RECORD EXCERPTS |
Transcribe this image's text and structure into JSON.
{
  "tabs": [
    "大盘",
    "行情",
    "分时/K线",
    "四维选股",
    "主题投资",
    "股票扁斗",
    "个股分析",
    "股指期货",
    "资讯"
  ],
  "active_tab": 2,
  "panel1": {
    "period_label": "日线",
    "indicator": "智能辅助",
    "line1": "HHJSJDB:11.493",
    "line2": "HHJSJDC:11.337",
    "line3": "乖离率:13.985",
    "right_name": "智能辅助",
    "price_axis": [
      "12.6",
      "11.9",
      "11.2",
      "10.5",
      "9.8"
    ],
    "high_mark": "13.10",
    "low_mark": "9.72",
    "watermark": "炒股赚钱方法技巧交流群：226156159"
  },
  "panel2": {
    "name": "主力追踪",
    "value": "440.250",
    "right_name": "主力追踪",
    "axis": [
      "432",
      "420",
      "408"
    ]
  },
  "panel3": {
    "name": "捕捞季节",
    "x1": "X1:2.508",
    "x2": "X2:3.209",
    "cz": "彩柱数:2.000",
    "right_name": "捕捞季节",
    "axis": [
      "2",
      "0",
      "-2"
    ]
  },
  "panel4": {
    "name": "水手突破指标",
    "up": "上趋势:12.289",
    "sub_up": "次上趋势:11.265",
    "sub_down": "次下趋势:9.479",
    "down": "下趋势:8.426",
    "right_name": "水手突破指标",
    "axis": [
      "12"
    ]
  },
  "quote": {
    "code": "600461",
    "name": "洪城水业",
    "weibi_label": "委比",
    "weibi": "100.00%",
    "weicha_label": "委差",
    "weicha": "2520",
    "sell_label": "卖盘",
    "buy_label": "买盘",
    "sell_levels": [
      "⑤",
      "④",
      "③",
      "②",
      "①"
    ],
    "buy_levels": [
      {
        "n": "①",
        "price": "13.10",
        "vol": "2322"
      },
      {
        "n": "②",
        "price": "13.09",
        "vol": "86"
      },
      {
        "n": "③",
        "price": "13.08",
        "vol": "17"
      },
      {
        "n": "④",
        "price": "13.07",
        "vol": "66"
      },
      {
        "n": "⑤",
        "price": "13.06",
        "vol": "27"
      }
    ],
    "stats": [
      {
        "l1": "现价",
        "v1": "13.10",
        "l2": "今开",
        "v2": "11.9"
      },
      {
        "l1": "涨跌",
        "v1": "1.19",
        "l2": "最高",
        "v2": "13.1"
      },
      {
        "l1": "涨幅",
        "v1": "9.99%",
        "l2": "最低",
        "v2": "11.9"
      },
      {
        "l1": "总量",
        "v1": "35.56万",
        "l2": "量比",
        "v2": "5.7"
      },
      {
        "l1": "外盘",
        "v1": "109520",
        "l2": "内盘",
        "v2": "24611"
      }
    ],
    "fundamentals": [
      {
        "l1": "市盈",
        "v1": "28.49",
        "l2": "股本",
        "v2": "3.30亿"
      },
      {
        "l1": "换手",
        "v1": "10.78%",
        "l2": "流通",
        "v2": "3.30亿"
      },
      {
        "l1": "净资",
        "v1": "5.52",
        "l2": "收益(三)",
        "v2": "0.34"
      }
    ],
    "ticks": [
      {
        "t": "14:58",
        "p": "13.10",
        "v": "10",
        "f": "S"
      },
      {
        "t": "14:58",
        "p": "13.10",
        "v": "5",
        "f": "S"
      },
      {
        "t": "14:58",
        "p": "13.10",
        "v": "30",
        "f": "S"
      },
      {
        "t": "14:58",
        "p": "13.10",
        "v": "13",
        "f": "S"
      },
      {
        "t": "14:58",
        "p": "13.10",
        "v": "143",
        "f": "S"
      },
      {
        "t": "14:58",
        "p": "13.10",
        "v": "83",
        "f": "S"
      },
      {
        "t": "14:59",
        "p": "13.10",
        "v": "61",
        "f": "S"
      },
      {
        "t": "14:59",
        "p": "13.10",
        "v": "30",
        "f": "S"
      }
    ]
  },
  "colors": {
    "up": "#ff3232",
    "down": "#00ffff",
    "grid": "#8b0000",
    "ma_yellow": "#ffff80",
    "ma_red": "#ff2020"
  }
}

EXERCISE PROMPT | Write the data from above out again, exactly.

RESPONSE TO THIS TASK |
Transcribe this image's text and structure into JSON.
{
  "tabs": [
    "大盘",
    "行情",
    "分时/K线",
    "四维选股",
    "主题投资",
    "股票扁斗",
    "个股分析",
    "股指期货",
    "资讯"
  ],
  "active_tab": 2,
  "panel1": {
    "period_label": "日线",
    "indicator": "智能辅助",
    "line1": "HHJSJDB:11.493",
    "line2": "HHJSJDC:11.337",
    "line3": "乖离率:13.985",
    "right_name": "智能辅助",
    "price_axis": [
      "12.6",
      "11.9",
      "11.2",
      "10.5",
      "9.8"
    ],
    "high_mark": "13.10",
    "low_mark": "9.72",
    "watermark": "炒股赚钱方法技巧交流群：226156159"
  },
  "panel2": {
    "name": "主力追踪",
    "value": "440.250",
    "right_name": "主力追踪",
    "axis": [
      "432",
      "420",
      "408"
    ]
  },
  "panel3": {
    "name": "捕捞季节",
    "x1": "X1:2.508",
    "x2": "X2:3.209",
    "cz": "彩柱数:2.000",
    "right_name": "捕捞季节",
    "axis": [
      "2",
      "0",
      "-2"
    ]
  },
  "panel4": {
    "name": "水手突破指标",
    "up": "上趋势:12.289",
    "sub_up": "次上趋势:11.265",
    "sub_down": "次下趋势:9.479",
    "down": "下趋势:8.426",
    "right_name": "水手突破指标",
    "axis": [
      "12"
    ]
  },
  "quote": {
    "code": "600461",
    "name": "洪城水业",
    "weibi_label": "委比",
    "weibi": "100.00%",
    "weicha_label": "委差",
    "weicha": "2520",
    "sell_label": "卖盘",
    "buy_label": "买盘",
    "sell_levels": [
      "⑤",
      "④",
      "③",
      "②",
      "①"
    ],
    "buy_levels": [
      {
        "n": "①",
        "price": "13.10",
        "vol": "2322"
      },
      {
        "n": "②",
        "price": "13.09",
        "vol": "86"
      },
      {
        "n": "③",
        "price": "13.08",
        "vol": "17"
      },
      {
        "n": "④",
        "price": "13.07",
        "vol": "66"
      },
      {
        "n": "⑤",
        "price": "13.06",
        "vol": "27"
      }
    ],
    "stats": [
      {
        "l1": "现价",
        "v1": "13.10",
        "l2": "今开",
        "v2": "11.9"
      },
      {
        "l1": "涨跌",
        "v1": "1.19",
        "l2": "最高",
        "v2": "13.1"
      },
      {
        "l1": "涨幅",
        "v1": "9.99%",
        "l2": "最低",
        "v2": "11.9"
      },
      {
        "l1": "总量",
        "v1": "35.56万",
        "l2": "量比",
        "v2": "5.7"
      },
      {
        "l1": "外盘",
        "v1": "109520",
        "l2": "内盘",
        "v2": "24611"
      }
    ],
    "fundamentals": [
      {
        "l1": "市盈",
        "v1": "28.49",
        "l2": "股本",
        "v2": "3.30亿"
      },
      {
        "l1": "换手",
        "v1": "10.78%",
        "l2": "流通",
        "v2": "3.30亿"
      },
      {
        "l1": "净资",
        "v1": "5.52",
        "l2": "收益(三)",
        "v2": "0.34"
      }
    ],
    "ticks": [
      {
        "t": "14:58",
        "p": "13.10",
        "v": "10",
        "f": "S"
      },
      {
        "t": "14:58",
        "p": "13.10",
        "v": "5",
        "f": "S"
      },
      {
        "t": "14:58",
        "p": "13.10",
        "v": "30",
        "f": "S"
      },
      {
        "t": "14:58",
        "p": "13.10",
        "v": "13",
        "f": "S"
      },
      {
        "t": "14:58",
        "p": "13.10",
        "v": "143",
        "f": "S"
      },
      {
        "t": "14:58",
        "p": "13.10",
        "v": "83",
        "f": "S"
      },
      {
        "t": "14:59",
        "p": "13.10",
        "v": "61",
        "f": "S"
      },
      {
        "t": "14:59",
        "p": "13.10",
        "v": "30",
        "f": "S"
      }
    ]
  },
  "colors": {
    "up": "#ff3232",
    "down": "#00ffff",
    "grid": "#8b0000",
    "ma_yellow": "#ffff80",
    "ma_red": "#ff2020"
  }
}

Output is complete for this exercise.